■ **Task requirements**:
Using "title" as the search string, find the matching lines below and copy them.

■ **Collected data**:
------------
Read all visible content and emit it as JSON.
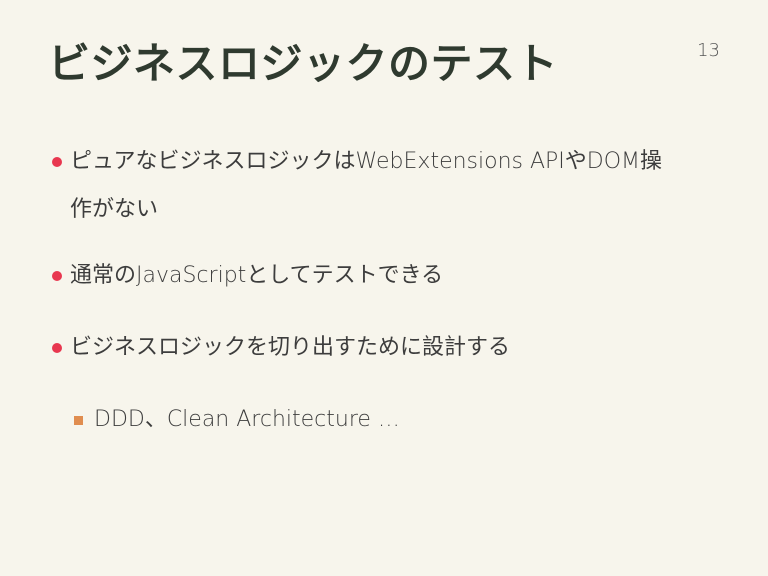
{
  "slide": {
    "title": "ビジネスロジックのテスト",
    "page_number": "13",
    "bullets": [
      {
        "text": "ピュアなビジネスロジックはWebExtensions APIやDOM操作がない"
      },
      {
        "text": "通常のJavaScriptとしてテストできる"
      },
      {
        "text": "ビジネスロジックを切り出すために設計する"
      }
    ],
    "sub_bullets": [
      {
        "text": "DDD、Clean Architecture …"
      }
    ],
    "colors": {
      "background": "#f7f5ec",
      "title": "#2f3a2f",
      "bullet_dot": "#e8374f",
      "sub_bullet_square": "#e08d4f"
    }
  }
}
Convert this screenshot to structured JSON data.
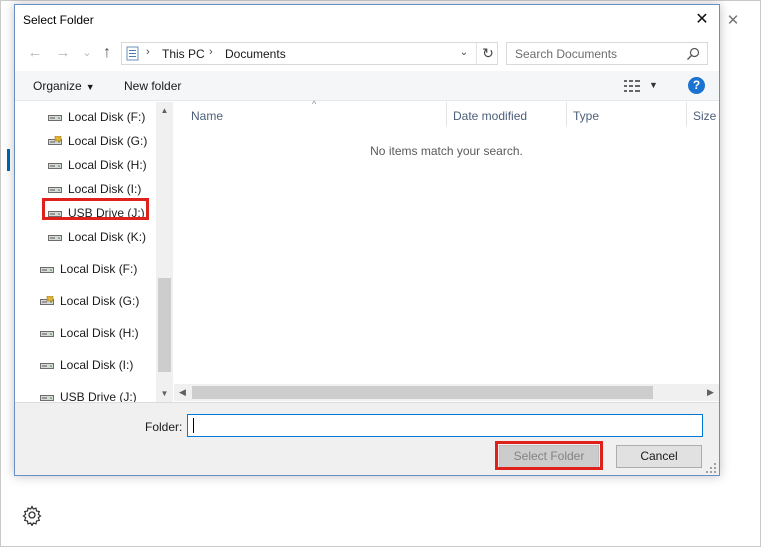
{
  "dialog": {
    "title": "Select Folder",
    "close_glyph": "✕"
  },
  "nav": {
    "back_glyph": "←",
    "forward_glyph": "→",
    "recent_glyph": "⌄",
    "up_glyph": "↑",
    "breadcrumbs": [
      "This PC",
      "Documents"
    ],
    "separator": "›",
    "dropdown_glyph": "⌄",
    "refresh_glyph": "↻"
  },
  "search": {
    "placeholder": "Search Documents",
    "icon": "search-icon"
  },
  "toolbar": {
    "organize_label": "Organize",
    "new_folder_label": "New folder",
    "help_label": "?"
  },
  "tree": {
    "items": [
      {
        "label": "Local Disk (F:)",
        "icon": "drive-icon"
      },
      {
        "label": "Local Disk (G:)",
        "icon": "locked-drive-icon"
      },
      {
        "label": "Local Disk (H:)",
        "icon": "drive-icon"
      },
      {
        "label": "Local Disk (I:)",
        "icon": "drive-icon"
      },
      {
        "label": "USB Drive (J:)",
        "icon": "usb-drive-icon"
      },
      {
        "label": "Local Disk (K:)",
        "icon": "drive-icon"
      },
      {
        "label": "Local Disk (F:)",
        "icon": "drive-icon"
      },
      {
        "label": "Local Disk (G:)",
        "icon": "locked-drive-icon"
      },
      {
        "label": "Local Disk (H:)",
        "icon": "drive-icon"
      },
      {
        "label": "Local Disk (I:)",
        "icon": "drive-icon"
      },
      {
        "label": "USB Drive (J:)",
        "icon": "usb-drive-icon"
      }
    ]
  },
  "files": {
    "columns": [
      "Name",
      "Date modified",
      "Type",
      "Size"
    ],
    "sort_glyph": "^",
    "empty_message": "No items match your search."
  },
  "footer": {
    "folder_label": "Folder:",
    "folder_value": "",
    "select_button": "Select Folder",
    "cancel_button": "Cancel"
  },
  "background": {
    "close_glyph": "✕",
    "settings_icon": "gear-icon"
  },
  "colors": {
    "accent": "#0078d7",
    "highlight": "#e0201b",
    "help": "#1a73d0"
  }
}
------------
■ **Exercise solution**:
    "title": "ビジネスロジックのテスト",
      "title": "#2f3a2f",
    "title": "Select Folder",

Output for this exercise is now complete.